Muslims. Jews. What's the next word you think of? Two religious leaders in Huntsville are among those working to make "friendship" the word associated with their faith groups' relationship.
"We know what we have to do. We have to cross the street," said Rabbi Jeffrey Ballon Monday as he and Imam Mohammad Razavi met at the Alabama Islamic Education Center to discuss their faith traditions. "The achievement of peace is not easy, or it would have been done a long time ago."
Allah. Elohim. Al-Ilah Eloha.
Ask the two religious leaders to name God, and their sacramental languages of Arabic and Hebrew show the commonness of the names for God, the closeness of the cognate roots. When they are sitting, as they were Monday, with copies of the Quran and the Torah on the table, very quickly the books are open and the Arabic and Hebrew are compared.
"This is the same God," Ballon said. "The terms are absolutely interchangeable. This is the same, not a separate God."
This year, the end of Muharram, the month of commemoration of the martyrdom of Prophet Muhammad's grandson Hussein, nearly coincides with the beginning of Passover, the annual Jewish feast to commemorate the Israelites' deliverance from Egyptian slavery. The two events point out that both peoples have a history of tragedy and both cling to their faith despite difficulties.
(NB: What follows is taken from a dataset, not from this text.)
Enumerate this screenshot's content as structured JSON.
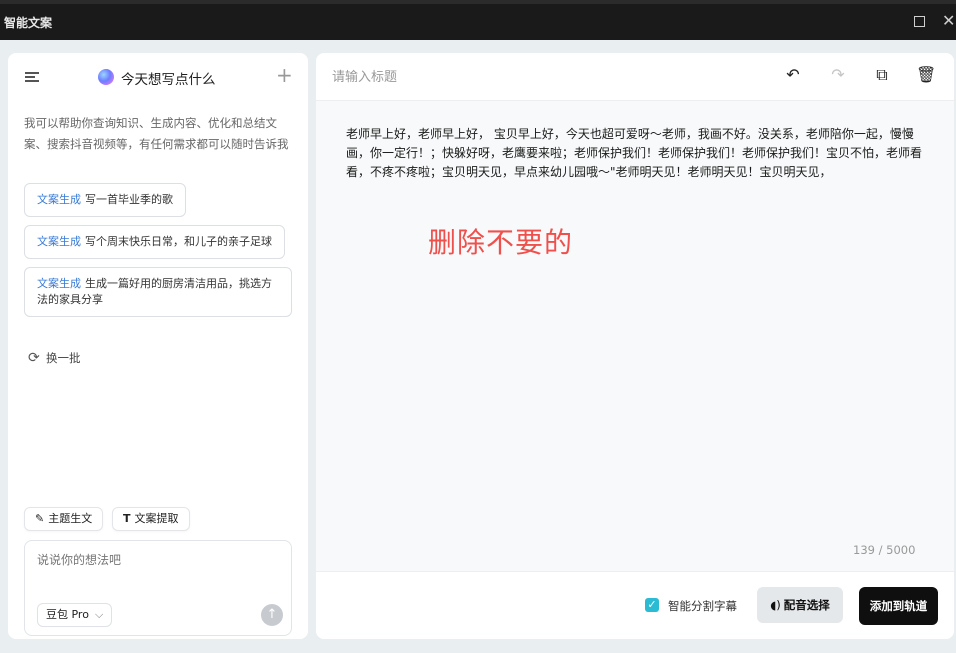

The conversations between Ballon and Razavi, both of whom have long been active in interfaith exchanges here and, for Razavi, also in London, began in earnest about a month ago at the urging of Dr. Richard Brooks.